HIGH COURT OF ZIMBABWE
HARARE, 6 February 2013
MATHONSI J: This matter was referred to me by the scrutinising Senior Regional Magistrate for the Eastern Division who felt that it needed urgent attention as there was a likelihood of a grave injustice occurring given that the accused person had been given an unjustified term of imprisonment.
Although the referral letter of the learned Senior Regional Magistrate is dated 22 November 2012, it is not clear when the record was received by the registrar of this court as it bears no stamp of receipt. The record was only placed before me on 21 January 2013, exactly 2 months after its referral. Due to that delay, the accused person had already served 73 days of an effective 3 months imprisonment term, he having been sentenced on 9 November 2012.
I find myself having to repeat what I have said several times before in expressing the need for review records to be sent with speed to the reviewing judge in compliance with the provisions of the law. See S v Mhondiwa HB 193/11; S v Shava HB 200/11 and S v Moyo HH 308/12.
I restate the pronouncement I made in S v Mhondiwa (supra) at pp 4-5:
“In review proceedings time is always of the essence and for that reason there must be
strict compliance with the time limits provided for in the Act for submitting records of proceedings for review. The reason for those requirements is self-evident. The reviewing judge may decide that the sentence imposed by the magistrate is excessive and should either be quashed or substantially reduced. It is therefore undesirable for an accused person to serve the whole or a substantial part of the sentence which he does not deserve while the record remains somewhere between the courtroom and the judges chambers.”
As already stated, in casu the accused had almost completed the sentence, a sentence he did not deserve, when the record was transmitted to me. With the thankful concurrence of my brother MUTEMA J, I directed that a warrant of liberation be issued forthwith to facilitate the immediate release of the accused person from custody.
The 38 year old accused person, who is married with 3 children and was employed as a guard earning $34 per week, is the sole breadwinner in his family. Prior to his appearance before the trial court he had been over-detained by the police for 7 days with his family unaware of his whereabouts. He had a quarrel with the complainant who refused to repay him a sum of $1-00 which was owed to him. The accused head butted the complainant once on the mouth inflicting injuries.
The medical affidavit produced by the state was not helpful at all in that the doctor who examined the complainant only observed that the injuries were caused by a blunt object using moderate force. Although he took the view that there was a possibility of permanent injury, he did not explain how he arrived at that conclusion in the circumstances.
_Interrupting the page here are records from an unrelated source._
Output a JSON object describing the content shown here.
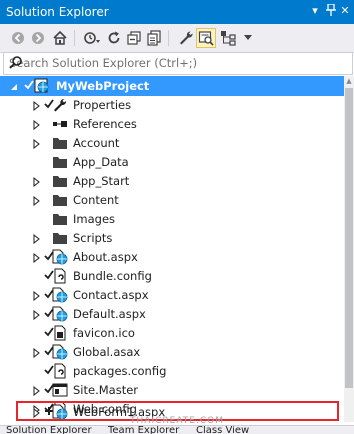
{
  "titlebar": {
    "title": "Solution Explorer",
    "pin_glyph": "▾",
    "close_glyph": "✕"
  },
  "toolbar": {
    "buttons": [
      {
        "icon": "back-icon"
      },
      {
        "icon": "forward-icon"
      },
      {
        "icon": "home-icon"
      },
      {
        "icon": "history-icon"
      },
      {
        "icon": "refresh-icon"
      },
      {
        "icon": "collapse-all-icon"
      },
      {
        "icon": "show-all-files-icon"
      },
      {
        "icon": "properties-icon"
      },
      {
        "icon": "preview-icon",
        "active": true
      },
      {
        "icon": "class-view-icon"
      },
      {
        "icon": "dropdown-icon"
      }
    ]
  },
  "search": {
    "placeholder": "Search Solution Explorer (Ctrl+;)"
  },
  "tree": {
    "items": [
      {
        "label": "MyWebProject",
        "icon": "web-project-icon",
        "expander": "expanded",
        "checked": true,
        "selected": true
      },
      {
        "label": "Properties",
        "icon": "wrench-icon",
        "expander": "collapsed",
        "checked": true
      },
      {
        "label": "References",
        "icon": "references-icon",
        "expander": "collapsed"
      },
      {
        "label": "Account",
        "icon": "folder-icon",
        "expander": "collapsed"
      },
      {
        "label": "App_Data",
        "icon": "folder-icon"
      },
      {
        "label": "App_Start",
        "icon": "folder-icon",
        "expander": "collapsed"
      },
      {
        "label": "Content",
        "icon": "folder-icon",
        "expander": "collapsed"
      },
      {
        "label": "Images",
        "icon": "folder-icon"
      },
      {
        "label": "Scripts",
        "icon": "folder-icon",
        "expander": "collapsed"
      },
      {
        "label": "About.aspx",
        "icon": "aspx-icon",
        "expander": "collapsed",
        "checked": true
      },
      {
        "label": "Bundle.config",
        "icon": "config-icon",
        "checked": true
      },
      {
        "label": "Contact.aspx",
        "icon": "aspx-icon",
        "expander": "collapsed",
        "checked": true
      },
      {
        "label": "Default.aspx",
        "icon": "aspx-icon",
        "expander": "collapsed",
        "checked": true
      },
      {
        "label": "favicon.ico",
        "icon": "ico-file-icon",
        "checked": true
      },
      {
        "label": "Global.asax",
        "icon": "asax-icon",
        "expander": "collapsed",
        "checked": true
      },
      {
        "label": "packages.config",
        "icon": "config-icon",
        "checked": true
      },
      {
        "label": "Site.Master",
        "icon": "master-icon",
        "expander": "collapsed",
        "checked": true
      },
      {
        "label": "Web.config",
        "icon": "config-icon",
        "expander": "collapsed",
        "checked": true
      },
      {
        "label": "WebForm1.aspx",
        "icon": "aspx-icon",
        "expander": "collapsed",
        "added": true
      }
    ]
  },
  "bottom_tabs": [
    "Solution Explorer",
    "Team Explorer",
    "Class View"
  ],
  "watermark": "THAICREATE.COM",
  "colors": {
    "accent": "#007acc",
    "selection": "#3399ff",
    "checkmark": "#1e1e1e",
    "added": "#1e1e1e",
    "highlight_box": "#e8262a",
    "folder": "#dcb67a"
  }
}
Navigating the way to the sentence that was imposed the trial magistrate reasoned as follows:
“Accused person is a first offender who pleaded guilty to the charge hence did not waste the court’s valuable time. In passing an appropriate sentence I took into consideration that the accused person assaulted the complainant once by head butting him, the medical report indicates the force used was moderate but this has resulted in complainant’s teeth shaking and the possibility of loosing (sic) those teeth is high, showing that when accused inflicted the assault upon the complainant he had the intention to seriously injure the complainant as he appreciate that the mouth region is a very sensitive area.
I did take into consideration that the complainant is a family man with responsibilities. However I was also concerned that you assaulted the complainant for a debt of $1. If you could assault someone with such force over a $1 how much more force would you use if something more serious is done.
A fine as well as community service will trivialise this offence and a custodial sentence deemed proper.”
It is not clear where the magistrate got the notion that the complainant’s teeth were shaking, that there was a possibility of losing the teeth or indeed that he had the intention to seriously injure the complainant when the medical affidavit does not say so and no other evidence was adduced.
Clearly this is a classic case where the court paid lip service to the mitigating factors of the matter and exaggerated the injuries sustained by the complainant even as the state had nothing to submit in aggravation. This was a misdirection as a result of which the magistrate came up with a disproportionate sentence.
Where the court has accepted any factor as mitigation, such must be specified and must be reflected on the reduced sentence. It is no good to just pay lip service to mitigating factors S v Madembo & Anor 2003 (1) ZLR 137 at 140 B-D; S v Nyenge HB 107/10 at p 2.
This is a case in which the court should have imposed a non-custodial sentence of say a fine or a wholly suspended sentence. As the accused has already served a term of imprisonment not much can be done to regularise the issue other than to alter the sentence to fit the time he has served.
In the result, it is ordered that:
1. The conviction of the accused is hereby confirmed.
2. The sentence of 5 months imprisonment with 2 months suspended is hereby set aside and in its place is substituted the sentence of 70 days imprisonment.
3. As the accused has already served that period he should be released from custody immediately.
MUTEMA J agrees.................................